»»

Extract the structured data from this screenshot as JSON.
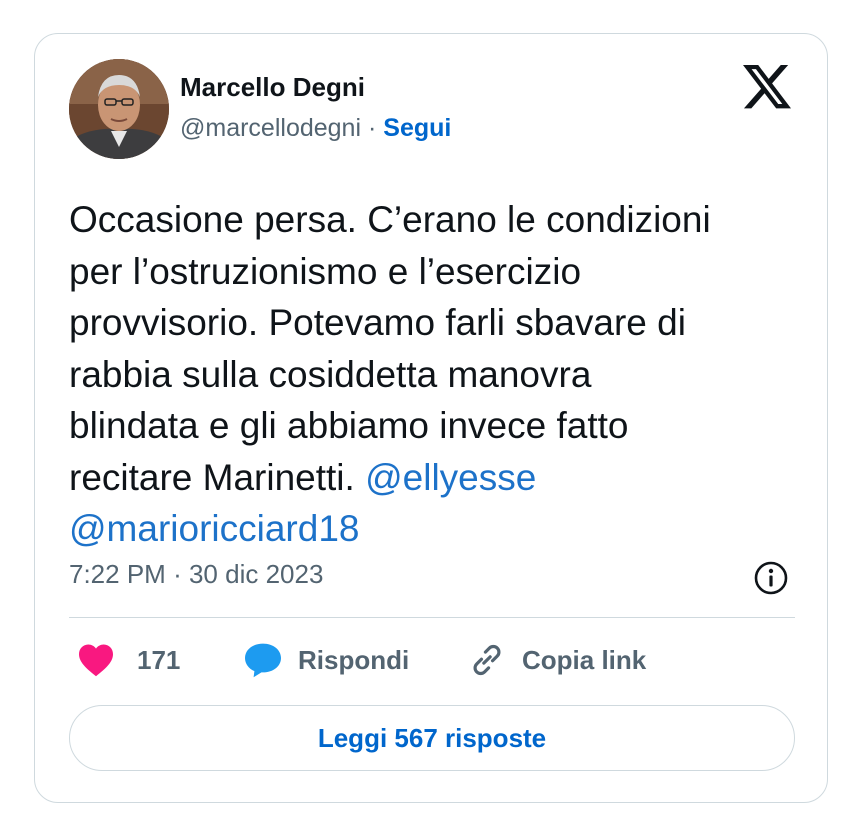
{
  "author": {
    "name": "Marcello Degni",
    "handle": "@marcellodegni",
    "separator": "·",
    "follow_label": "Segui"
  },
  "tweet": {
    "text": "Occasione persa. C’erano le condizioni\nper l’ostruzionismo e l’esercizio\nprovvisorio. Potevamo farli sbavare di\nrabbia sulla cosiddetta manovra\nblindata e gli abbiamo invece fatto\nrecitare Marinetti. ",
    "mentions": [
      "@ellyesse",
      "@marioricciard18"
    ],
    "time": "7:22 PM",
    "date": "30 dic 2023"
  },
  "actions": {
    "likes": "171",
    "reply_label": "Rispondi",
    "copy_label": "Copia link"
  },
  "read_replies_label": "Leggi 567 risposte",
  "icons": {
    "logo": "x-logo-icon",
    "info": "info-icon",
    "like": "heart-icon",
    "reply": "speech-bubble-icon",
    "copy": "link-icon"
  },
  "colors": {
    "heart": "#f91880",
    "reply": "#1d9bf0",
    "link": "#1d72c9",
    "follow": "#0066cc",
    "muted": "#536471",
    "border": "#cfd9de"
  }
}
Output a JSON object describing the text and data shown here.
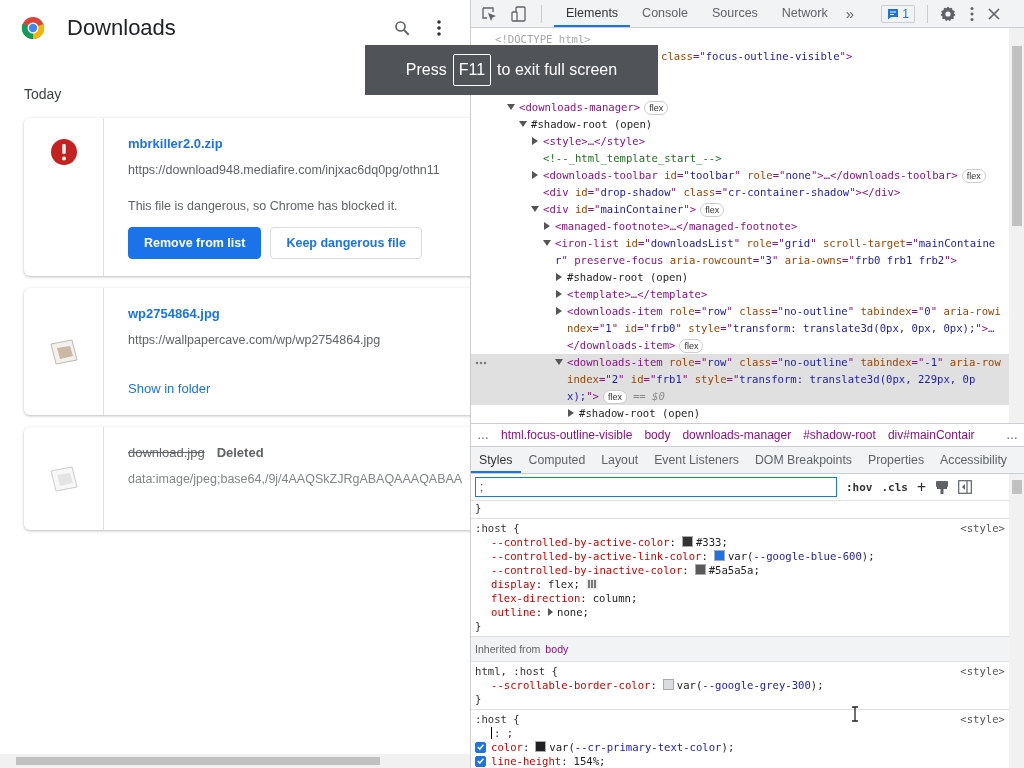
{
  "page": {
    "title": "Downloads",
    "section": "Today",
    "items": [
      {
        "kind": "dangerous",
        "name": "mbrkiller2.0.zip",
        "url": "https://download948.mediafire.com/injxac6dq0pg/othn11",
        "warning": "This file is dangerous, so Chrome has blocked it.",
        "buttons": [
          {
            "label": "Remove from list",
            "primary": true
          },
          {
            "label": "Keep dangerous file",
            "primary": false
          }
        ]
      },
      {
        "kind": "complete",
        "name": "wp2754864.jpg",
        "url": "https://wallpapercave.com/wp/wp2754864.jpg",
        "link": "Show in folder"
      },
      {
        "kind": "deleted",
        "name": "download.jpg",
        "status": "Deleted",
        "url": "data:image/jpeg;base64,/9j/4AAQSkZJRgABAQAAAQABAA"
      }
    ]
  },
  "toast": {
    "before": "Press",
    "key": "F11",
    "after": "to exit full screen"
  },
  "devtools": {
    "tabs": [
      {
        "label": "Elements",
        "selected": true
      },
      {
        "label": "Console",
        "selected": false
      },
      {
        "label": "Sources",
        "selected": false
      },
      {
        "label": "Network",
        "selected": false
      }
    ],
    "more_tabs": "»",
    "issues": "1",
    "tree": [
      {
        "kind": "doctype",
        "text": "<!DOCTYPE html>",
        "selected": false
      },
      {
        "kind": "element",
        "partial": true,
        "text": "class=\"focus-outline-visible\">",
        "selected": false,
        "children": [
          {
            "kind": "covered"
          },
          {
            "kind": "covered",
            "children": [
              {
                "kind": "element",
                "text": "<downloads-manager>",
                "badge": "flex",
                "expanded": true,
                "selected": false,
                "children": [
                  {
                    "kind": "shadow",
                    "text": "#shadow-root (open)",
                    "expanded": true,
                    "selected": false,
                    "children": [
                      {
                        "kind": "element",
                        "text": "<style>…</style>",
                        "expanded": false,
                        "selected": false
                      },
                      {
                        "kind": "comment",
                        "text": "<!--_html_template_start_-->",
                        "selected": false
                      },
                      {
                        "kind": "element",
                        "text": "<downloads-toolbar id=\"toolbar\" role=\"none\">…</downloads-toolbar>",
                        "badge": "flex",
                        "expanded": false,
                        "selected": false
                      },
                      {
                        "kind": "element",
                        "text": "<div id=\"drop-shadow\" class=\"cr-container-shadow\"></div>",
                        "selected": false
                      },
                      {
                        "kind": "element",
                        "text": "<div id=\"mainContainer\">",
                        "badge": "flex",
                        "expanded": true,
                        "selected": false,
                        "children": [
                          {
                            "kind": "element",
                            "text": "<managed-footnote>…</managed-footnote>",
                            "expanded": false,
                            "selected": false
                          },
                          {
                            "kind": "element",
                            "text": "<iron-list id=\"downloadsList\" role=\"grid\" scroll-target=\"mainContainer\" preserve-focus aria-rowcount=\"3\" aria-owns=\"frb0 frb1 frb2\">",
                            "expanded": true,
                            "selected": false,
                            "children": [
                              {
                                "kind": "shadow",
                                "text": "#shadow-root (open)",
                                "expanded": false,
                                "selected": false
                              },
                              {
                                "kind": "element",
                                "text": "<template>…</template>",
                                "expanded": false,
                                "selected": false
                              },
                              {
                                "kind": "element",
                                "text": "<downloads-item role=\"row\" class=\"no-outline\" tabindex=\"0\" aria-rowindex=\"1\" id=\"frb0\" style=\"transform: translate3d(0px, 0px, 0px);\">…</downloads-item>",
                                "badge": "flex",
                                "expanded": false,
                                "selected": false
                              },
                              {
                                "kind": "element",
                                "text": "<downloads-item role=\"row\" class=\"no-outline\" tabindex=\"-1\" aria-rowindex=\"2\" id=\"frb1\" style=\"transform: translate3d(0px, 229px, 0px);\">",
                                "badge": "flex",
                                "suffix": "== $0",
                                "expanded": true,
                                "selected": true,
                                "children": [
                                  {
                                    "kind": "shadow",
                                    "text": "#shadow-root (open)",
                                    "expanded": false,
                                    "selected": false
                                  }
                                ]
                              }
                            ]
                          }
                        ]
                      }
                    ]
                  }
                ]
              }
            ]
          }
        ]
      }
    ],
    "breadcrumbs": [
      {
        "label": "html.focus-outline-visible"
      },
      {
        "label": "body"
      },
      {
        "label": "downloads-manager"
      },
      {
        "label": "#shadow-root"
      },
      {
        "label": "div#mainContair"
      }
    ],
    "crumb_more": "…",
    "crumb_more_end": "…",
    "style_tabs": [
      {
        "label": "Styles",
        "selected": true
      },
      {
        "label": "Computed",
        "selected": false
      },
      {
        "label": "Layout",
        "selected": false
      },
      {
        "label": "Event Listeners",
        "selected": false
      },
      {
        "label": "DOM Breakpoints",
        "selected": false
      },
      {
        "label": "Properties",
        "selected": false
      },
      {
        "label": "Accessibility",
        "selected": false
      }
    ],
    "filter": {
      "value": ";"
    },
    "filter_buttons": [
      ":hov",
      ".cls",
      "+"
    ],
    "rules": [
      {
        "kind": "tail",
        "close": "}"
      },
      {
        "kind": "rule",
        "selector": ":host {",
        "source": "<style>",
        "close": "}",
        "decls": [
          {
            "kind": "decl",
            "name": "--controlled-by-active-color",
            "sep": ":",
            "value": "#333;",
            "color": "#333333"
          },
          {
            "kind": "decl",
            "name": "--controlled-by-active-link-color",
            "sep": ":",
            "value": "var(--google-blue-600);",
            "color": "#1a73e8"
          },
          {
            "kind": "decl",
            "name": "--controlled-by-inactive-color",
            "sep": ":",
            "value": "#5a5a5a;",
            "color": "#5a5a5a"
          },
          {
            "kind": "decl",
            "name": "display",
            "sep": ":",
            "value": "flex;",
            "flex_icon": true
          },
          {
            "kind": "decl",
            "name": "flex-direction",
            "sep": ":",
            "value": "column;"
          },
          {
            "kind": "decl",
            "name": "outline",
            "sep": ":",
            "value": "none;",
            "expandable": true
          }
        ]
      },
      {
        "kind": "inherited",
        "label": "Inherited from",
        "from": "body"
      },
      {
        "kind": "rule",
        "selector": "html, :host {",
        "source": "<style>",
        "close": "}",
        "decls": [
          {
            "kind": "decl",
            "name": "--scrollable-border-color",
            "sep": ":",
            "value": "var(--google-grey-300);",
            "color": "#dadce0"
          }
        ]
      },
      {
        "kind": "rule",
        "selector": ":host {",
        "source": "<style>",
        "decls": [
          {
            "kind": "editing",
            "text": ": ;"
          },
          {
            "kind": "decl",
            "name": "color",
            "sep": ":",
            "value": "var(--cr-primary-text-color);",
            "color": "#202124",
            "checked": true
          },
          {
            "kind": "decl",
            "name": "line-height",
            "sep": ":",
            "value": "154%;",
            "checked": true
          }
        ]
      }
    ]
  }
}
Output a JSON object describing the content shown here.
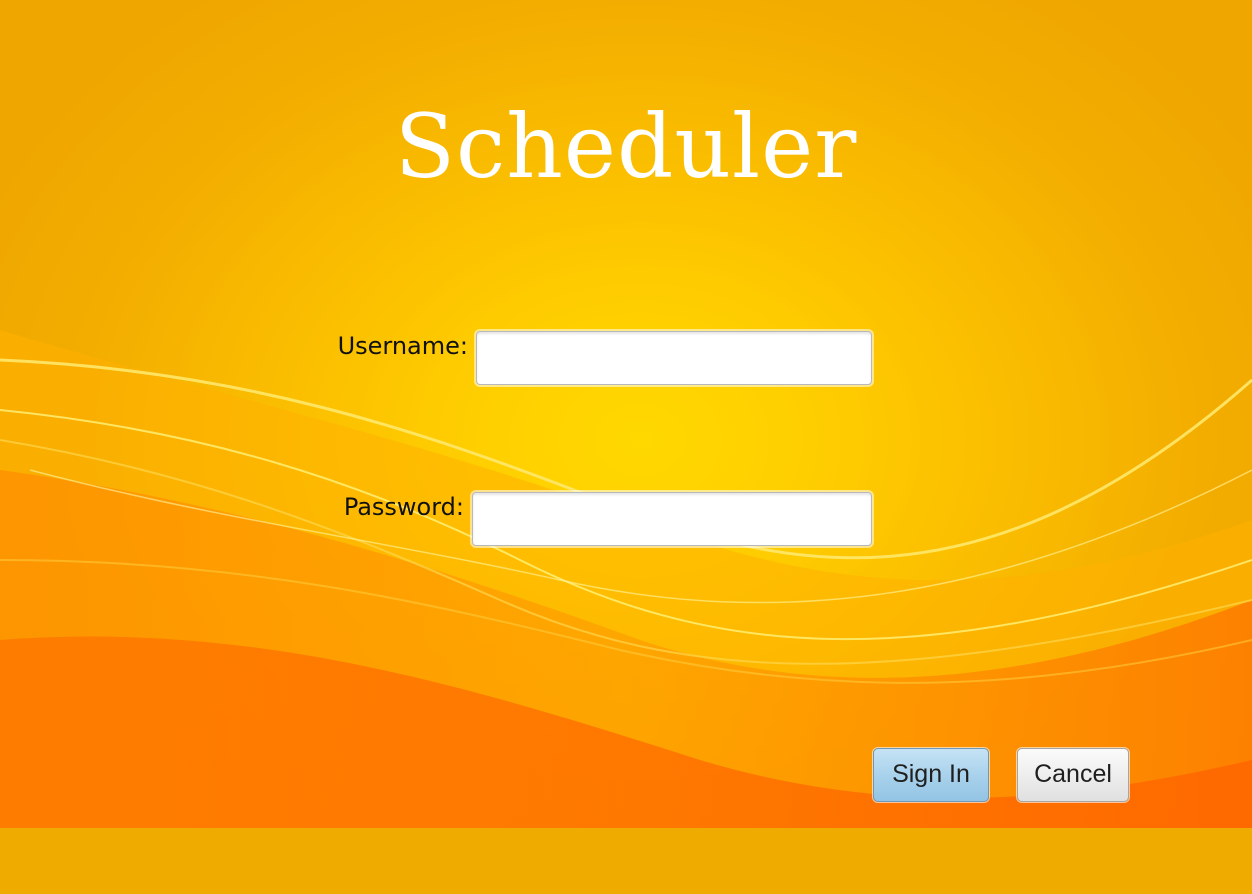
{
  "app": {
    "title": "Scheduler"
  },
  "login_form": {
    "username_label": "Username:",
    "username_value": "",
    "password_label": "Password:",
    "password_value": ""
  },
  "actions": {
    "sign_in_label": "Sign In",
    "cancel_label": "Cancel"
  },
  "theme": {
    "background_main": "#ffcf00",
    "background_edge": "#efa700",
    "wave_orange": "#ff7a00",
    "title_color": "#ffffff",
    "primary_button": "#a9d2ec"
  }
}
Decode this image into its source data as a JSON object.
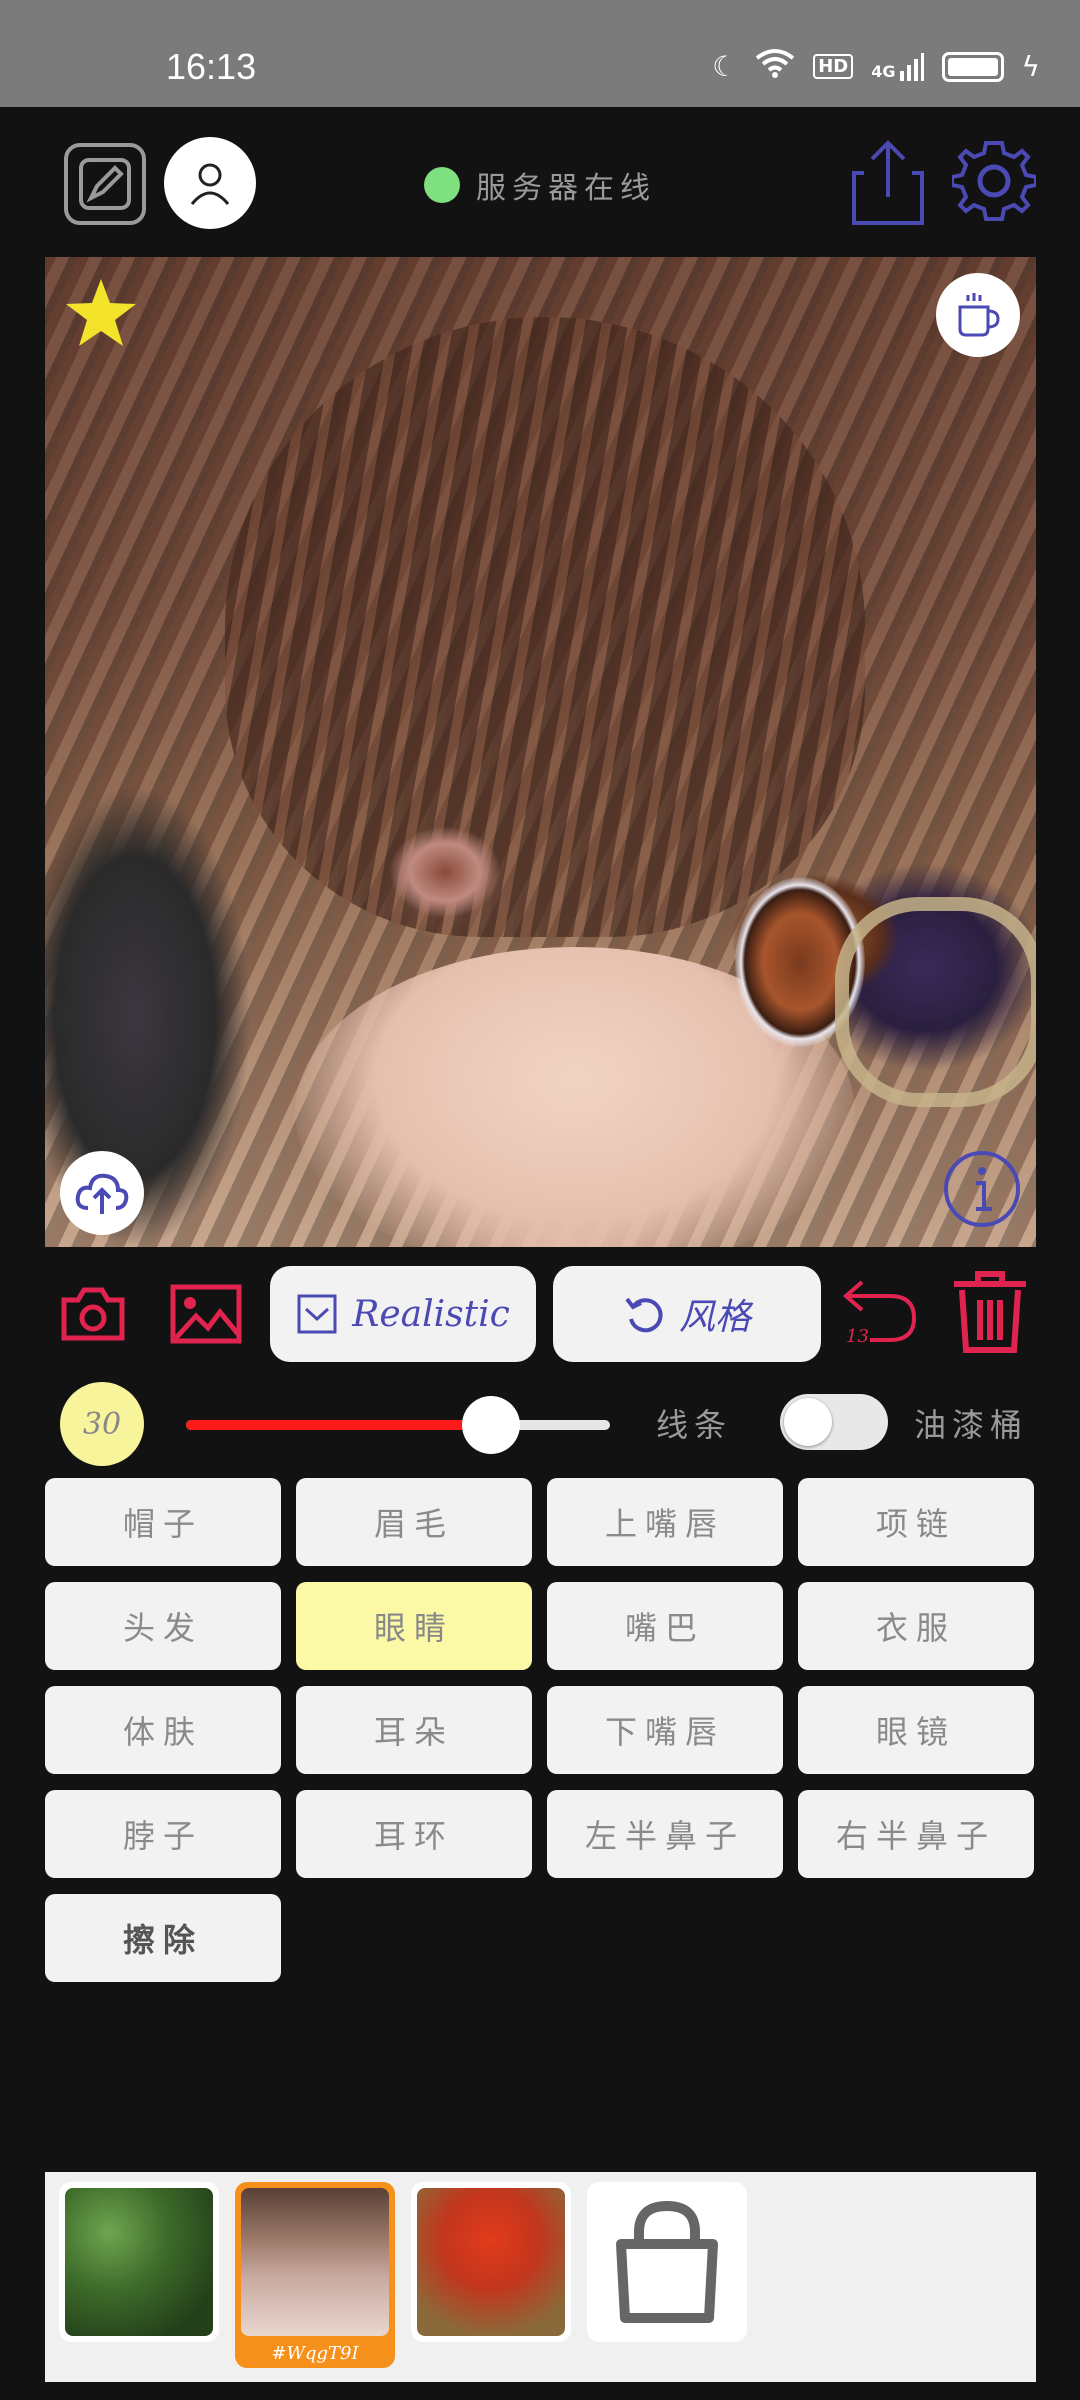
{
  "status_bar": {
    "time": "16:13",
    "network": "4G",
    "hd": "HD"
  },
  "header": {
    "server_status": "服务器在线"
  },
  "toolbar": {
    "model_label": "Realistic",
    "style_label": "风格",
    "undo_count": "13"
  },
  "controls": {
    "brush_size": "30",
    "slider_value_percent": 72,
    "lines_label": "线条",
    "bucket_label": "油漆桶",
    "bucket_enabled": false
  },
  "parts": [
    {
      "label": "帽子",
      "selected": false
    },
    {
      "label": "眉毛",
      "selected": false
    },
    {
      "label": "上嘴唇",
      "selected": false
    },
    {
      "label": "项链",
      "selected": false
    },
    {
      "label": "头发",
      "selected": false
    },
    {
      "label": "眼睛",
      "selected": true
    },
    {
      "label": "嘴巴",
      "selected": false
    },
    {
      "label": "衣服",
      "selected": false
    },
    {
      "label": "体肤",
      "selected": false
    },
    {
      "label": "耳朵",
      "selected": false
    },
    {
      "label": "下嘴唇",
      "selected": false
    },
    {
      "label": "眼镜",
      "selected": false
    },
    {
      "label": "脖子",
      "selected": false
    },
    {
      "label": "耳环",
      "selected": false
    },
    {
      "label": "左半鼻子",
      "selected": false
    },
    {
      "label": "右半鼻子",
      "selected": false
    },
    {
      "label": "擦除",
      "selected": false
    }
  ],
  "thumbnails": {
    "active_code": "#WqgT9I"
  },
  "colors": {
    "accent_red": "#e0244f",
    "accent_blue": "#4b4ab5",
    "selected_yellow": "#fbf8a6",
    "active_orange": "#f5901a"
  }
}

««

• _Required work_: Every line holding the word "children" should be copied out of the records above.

• _Task response_:
        "children": [
            "children": [
                "children": [
                    "children": [
                        "children": [
                            "children": [
                                "children": [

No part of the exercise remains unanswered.